Issue # 12023
Insights from Hip Registries: the Continued Rise of Ceramic in Clinical Use
Director Medical and Scientific Affairs
CeramTec GmbH, Germany
In medicine, staying informed about trends and advancements is not just an obligation, but a necessity to ensure the highest standard of patient care. In this new edition of CeraNews, we explore insights from the seven most utilized registries worldwide.
This comprehensive review offers a international view of current usage and developments in hip replacement with a special focus on bearings, highlighting fixation techniques, material used and new trends. This analysis aims to reflect the clinical outcomes and the clinical practice of hospitals with one unique goal: understanding how the choice of bearings may impact patient outcomes.
While RCTs are invaluable in clinical research, it is undeniable that registries have become an established source of evidence for HCPs. Real-world data compiled by registries year after year provide comprehensive insights into implant performance and patient outcomes.
Comparing the multitude and heterogeneity of registry data is complex. Nevertheless, the real-world data speaks for itself. The registries annual reports covering arthroplasty year 2021 still reflect the effects of the pandemic. Aside from these effects, for the first time the usage of ceramic femoral heads exceeded that of metal femoral heads in the England, Wales, Northern Ireland, the Isle of Man and Guernsey, and cumulative data from the USA reported usage at 76.3%, a rise of 3% from 2020. Correspondingly the use of metal femoral heads has once again declined. The seven selected registries are defined as the most relevant due to the number of procedures recorded annually and/or the quality of the data collected and analysed.
Registry dataset analyses summarized in the annual reports reflect year on year the increasingly better outcomes of ceramic bearings compared to metal bearings. Revision rates have remained consistently low, or equivalent to those of other bearings with all fixation options up to fifteen years. Good results were also noted in England, Wales, Northern Ireland, the Isle of Man and Guernsey with Ceramic-on-Ceramic and Ceramic-on-Poly bearings in younger patients. Regardless of the fixation method, the New Zealand Joint Registry highlights lower revision rates for Ceramic-on-Ceramic than both Ceramic-on-Poly and Metal-on-Poly.
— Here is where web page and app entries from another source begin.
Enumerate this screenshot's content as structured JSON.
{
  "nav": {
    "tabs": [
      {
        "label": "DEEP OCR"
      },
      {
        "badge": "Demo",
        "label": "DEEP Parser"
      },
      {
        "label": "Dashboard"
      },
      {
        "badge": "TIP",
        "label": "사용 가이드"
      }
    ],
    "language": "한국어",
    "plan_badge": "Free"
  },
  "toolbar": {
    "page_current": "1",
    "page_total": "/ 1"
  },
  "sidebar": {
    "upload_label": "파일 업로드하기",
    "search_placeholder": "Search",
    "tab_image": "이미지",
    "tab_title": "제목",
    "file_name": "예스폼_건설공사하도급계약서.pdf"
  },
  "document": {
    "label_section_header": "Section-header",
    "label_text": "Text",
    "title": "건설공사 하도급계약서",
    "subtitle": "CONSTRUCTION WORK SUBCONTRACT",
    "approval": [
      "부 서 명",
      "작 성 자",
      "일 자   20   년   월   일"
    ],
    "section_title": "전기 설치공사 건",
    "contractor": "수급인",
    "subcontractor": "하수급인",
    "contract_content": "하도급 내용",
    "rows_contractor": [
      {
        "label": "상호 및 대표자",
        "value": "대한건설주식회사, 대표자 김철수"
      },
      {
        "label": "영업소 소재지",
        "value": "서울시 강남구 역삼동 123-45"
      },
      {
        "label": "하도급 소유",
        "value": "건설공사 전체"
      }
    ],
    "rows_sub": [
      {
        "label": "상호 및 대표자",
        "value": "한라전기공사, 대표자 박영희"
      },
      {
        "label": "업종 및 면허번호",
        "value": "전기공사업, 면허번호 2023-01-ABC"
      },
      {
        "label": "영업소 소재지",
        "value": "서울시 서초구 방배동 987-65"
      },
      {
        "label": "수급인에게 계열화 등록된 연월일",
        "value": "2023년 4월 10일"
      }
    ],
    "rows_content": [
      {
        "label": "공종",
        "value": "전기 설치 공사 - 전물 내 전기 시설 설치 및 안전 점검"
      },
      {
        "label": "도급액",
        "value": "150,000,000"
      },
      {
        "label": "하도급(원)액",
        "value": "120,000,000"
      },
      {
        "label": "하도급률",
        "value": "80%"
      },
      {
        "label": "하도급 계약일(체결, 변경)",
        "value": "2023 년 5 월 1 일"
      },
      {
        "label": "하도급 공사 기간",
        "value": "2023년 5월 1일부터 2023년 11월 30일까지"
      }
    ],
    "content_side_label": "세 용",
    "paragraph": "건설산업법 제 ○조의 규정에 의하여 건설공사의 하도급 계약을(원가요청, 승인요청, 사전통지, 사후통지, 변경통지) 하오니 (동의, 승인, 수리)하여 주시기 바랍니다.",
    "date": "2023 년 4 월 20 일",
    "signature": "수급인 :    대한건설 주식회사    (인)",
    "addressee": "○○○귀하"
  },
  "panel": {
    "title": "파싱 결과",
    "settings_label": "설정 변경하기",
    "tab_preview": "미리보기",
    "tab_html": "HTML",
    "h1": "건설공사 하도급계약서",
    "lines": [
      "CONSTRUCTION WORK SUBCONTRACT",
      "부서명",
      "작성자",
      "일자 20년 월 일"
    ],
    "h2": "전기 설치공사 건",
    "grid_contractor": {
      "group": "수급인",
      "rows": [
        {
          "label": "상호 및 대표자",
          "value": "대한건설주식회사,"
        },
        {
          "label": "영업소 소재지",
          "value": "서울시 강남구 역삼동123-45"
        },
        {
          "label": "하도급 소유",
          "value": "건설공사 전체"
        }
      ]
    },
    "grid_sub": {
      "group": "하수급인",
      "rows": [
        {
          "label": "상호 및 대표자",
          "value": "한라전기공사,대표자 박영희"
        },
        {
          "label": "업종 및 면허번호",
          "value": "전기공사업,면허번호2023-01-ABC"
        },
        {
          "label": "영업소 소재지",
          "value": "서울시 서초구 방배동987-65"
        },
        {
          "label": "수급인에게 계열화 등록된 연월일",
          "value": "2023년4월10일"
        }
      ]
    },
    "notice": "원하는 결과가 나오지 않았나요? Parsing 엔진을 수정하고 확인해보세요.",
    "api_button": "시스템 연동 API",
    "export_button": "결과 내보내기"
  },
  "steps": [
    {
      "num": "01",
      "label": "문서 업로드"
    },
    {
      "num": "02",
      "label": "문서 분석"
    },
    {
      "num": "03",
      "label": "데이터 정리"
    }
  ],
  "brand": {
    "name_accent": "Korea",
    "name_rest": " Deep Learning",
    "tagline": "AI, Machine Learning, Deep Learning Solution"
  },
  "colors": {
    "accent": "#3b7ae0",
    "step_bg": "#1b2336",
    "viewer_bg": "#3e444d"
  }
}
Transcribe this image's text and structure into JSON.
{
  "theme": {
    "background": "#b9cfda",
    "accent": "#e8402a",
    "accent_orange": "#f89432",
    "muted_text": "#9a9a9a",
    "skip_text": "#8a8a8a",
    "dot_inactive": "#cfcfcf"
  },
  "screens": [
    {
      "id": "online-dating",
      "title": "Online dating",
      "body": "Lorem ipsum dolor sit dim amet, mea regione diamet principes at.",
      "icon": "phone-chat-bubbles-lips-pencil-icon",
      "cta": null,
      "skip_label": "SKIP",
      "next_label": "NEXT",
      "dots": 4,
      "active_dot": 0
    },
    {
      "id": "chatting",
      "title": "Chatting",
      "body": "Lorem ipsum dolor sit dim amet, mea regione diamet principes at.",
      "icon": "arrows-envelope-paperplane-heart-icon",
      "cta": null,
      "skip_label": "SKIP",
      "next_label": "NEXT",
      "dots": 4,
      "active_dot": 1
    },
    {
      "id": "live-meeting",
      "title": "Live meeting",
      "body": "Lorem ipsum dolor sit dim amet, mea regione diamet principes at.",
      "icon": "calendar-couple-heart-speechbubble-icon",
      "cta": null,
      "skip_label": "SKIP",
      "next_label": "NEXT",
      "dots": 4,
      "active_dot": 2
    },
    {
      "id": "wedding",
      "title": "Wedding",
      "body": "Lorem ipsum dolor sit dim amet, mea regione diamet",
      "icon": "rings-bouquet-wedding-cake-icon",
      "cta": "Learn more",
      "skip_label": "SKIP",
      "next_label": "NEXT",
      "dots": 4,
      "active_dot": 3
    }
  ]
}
Clinical outcomes for Ceramic-on-Ceramic resurfacing are increasingly available due to the growing number of procedures. 298 Ceramic-on-Ceramic resurfacing procedures alone were recorded in Australia. The significantly better outcomes for Ceramic-on-Ceramic compared to Metal-on-Metal in the short-term are positive signs for future success. A cumulative revision rate of 0.3 (0.0, 2.5) is reported at one year, which is significantly lower than that for Metal-on-Metal resurfacing combinations.
While the use of dual mobility bearings continues to steadily increase internationally, currently the NJR is the only registry reporting the use of ceramic heads in dual mobility constructs. In 2021 almost one-third of the total dual mobility constructs implanted had a ceramic femoral head.
With excellent survival rates, hip replacement remains without any doubt the “operation of the century”*. Still some challenges remain, though. Let’s continue to learn, to advance together and to offer patients the best possible outcomes. Arthroplasty registries have proven to be effective in advancing these objectives for patient safety. A harmonization of registries could possibly expand the pool of real-data, enabling a comprehensive analysis of implants globally.
Dr. Alessandro Alan Porporati
* Learmonth ID, Young C, Rorabeck C. The operation of the century: total hip replacement. Lancet. 2007;370(9597):1508-1519. doi:10.1016/ S0140-6736(07)60457-7.